Interprofessional education was the topic for a Grand Valley State University conference last week, as local leaders in health care gathered to brainstorm ways to bring students together.
“In the old days of Marcus Welby, he would swoop in and look after one patient in a single episode and solve their problem on his own,” said Dr. Peter Coggan, president and CEO of Grand Rapids Medical Education & Research Center.
“Health care just doesn’t happen that way any more. Everyone looks after patients with the help and support of members of other health professions. One of the things we haven’t done well in the past is to educate these professions to work together. We train them in silos … yet we somehow expect them to understand each others’ roles, capacities and skills when they get into practice, and work together as a harmonious team. We’ve been thinking about how we can develop programs to solve this problem.”
Jean Nagelkerk, Grand Valley State University’s vice provost for health, said the opening of Michigan State University’s College of Human Medicine provides Grand Rapids a chance to create cutting-edge interprofessional education programs.
“We would be on the cutting edge if we could pull the community together,” she said. “We are just starting to do interdisciplinary work. Now, with the medical school, it’s a perfect time to have a blueprint.”
GRMERC, GVSU and MSU-CHM representatives have been meeting for six months and have developed a draft “West Michigan model” for interprofessional education, Nagelkerk said. One of the goals of the conference was to present the model and solicit additional ideas, she said.
“This is like our kick-off to start West Michigan interprofessional education initiatives,” Nagelkerk said.
Coggan said there are several challenges to implementing interprofessional education activities.
“First of all, getting the right people in the room talking to each other. And creating a culture of changes involves breaking down the very real barriers between professionals.
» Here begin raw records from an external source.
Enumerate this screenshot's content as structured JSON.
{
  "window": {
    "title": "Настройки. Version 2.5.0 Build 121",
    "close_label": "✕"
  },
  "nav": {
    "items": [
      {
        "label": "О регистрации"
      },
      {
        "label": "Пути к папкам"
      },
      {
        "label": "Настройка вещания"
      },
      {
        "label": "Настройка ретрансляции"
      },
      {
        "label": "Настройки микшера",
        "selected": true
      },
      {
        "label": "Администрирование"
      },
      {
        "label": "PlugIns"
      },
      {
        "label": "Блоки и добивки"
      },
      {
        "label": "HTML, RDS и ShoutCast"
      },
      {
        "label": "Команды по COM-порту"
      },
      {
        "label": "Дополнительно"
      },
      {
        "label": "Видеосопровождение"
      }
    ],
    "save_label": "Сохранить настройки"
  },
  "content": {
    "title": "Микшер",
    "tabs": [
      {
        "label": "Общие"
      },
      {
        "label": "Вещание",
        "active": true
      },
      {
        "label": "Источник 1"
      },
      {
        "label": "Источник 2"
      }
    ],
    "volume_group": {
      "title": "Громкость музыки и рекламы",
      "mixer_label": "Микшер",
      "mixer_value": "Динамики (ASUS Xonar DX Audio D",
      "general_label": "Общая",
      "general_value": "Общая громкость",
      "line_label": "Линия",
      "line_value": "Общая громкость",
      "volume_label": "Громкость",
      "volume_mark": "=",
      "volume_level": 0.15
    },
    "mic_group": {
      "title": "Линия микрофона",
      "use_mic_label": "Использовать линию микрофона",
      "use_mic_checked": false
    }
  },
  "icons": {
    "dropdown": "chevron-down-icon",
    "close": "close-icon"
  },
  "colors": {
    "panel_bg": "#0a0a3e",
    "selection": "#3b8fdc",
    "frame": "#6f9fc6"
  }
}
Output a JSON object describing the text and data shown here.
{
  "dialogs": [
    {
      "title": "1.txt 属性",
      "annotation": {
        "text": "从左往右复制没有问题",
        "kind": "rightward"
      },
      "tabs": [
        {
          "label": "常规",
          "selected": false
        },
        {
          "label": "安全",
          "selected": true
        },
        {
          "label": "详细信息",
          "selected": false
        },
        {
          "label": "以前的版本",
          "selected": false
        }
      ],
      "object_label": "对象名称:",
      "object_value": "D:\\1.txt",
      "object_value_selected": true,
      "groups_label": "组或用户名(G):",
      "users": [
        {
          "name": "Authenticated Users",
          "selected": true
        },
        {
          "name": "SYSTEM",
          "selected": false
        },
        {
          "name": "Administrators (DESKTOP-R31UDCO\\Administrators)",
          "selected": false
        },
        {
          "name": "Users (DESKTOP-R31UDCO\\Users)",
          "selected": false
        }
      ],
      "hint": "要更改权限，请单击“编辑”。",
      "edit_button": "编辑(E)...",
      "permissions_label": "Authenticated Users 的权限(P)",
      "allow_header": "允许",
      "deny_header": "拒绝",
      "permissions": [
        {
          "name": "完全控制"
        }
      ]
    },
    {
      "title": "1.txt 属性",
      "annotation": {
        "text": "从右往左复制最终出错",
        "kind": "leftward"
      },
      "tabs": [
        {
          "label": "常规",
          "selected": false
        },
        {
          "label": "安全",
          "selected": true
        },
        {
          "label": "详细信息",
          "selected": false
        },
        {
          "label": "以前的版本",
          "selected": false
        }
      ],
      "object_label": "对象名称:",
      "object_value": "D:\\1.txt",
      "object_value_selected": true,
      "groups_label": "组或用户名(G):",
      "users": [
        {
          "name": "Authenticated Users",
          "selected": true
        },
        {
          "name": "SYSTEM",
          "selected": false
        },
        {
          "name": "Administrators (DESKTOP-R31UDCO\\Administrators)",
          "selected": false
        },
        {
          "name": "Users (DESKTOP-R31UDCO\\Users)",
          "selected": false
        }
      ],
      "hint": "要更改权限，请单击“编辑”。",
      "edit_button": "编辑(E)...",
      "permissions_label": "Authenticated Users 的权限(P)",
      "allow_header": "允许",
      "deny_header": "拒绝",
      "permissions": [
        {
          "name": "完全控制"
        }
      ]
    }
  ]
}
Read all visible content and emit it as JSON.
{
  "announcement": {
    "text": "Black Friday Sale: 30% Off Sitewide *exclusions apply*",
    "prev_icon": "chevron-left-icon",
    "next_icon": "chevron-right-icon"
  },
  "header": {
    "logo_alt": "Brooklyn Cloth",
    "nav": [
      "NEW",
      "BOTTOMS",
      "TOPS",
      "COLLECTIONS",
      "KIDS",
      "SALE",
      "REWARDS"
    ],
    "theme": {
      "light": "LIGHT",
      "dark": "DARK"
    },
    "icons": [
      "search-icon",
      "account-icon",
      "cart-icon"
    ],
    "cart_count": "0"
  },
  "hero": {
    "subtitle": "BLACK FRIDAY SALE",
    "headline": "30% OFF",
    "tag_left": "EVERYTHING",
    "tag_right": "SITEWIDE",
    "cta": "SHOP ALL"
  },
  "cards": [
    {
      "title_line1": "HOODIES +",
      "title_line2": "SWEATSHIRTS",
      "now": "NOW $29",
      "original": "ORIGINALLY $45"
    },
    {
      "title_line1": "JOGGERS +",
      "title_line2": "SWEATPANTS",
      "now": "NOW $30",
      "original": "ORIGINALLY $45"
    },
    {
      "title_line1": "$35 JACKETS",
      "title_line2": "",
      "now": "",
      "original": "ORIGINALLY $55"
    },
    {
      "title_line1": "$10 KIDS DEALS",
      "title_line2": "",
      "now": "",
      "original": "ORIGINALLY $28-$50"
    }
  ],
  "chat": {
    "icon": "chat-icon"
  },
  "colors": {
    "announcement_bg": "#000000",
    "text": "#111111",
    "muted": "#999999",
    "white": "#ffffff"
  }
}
The third issue will be fostering some flexibility in the curricula, so that we can modify them to bring students from one training program in with another without affecting accreditation requirements for that program.
“Finally, we need to get the work environment to accept some team approaches to patient care.”
The conference also featured three nationally known speakers: Linda Cronenwett, dean and professor of the School of Nursing at the University of North Carolina at Chapel Hill addressed the purposes and approaches to interprofessional education; Dr. David Garr, a professor of family medicine at the Medical University of South Carolina and executive director of the South Carolina Area Health Education Consortium, spoke about educating interprofessional teams; and Anthony M. Errichetti, professor of psychiatry and behavioral medicine at the New York College of Osteopathic Medicine of the New York Institute of Technology, discussed the use of various types of patient simulation in the interprofessional education setting.
While there are scattered attempts at interprofessional education across the country, nowhere has it been developed as a comprehensive approach, Coggan said.
“If we can do it here, we may be able to provide some regional or national leadership.”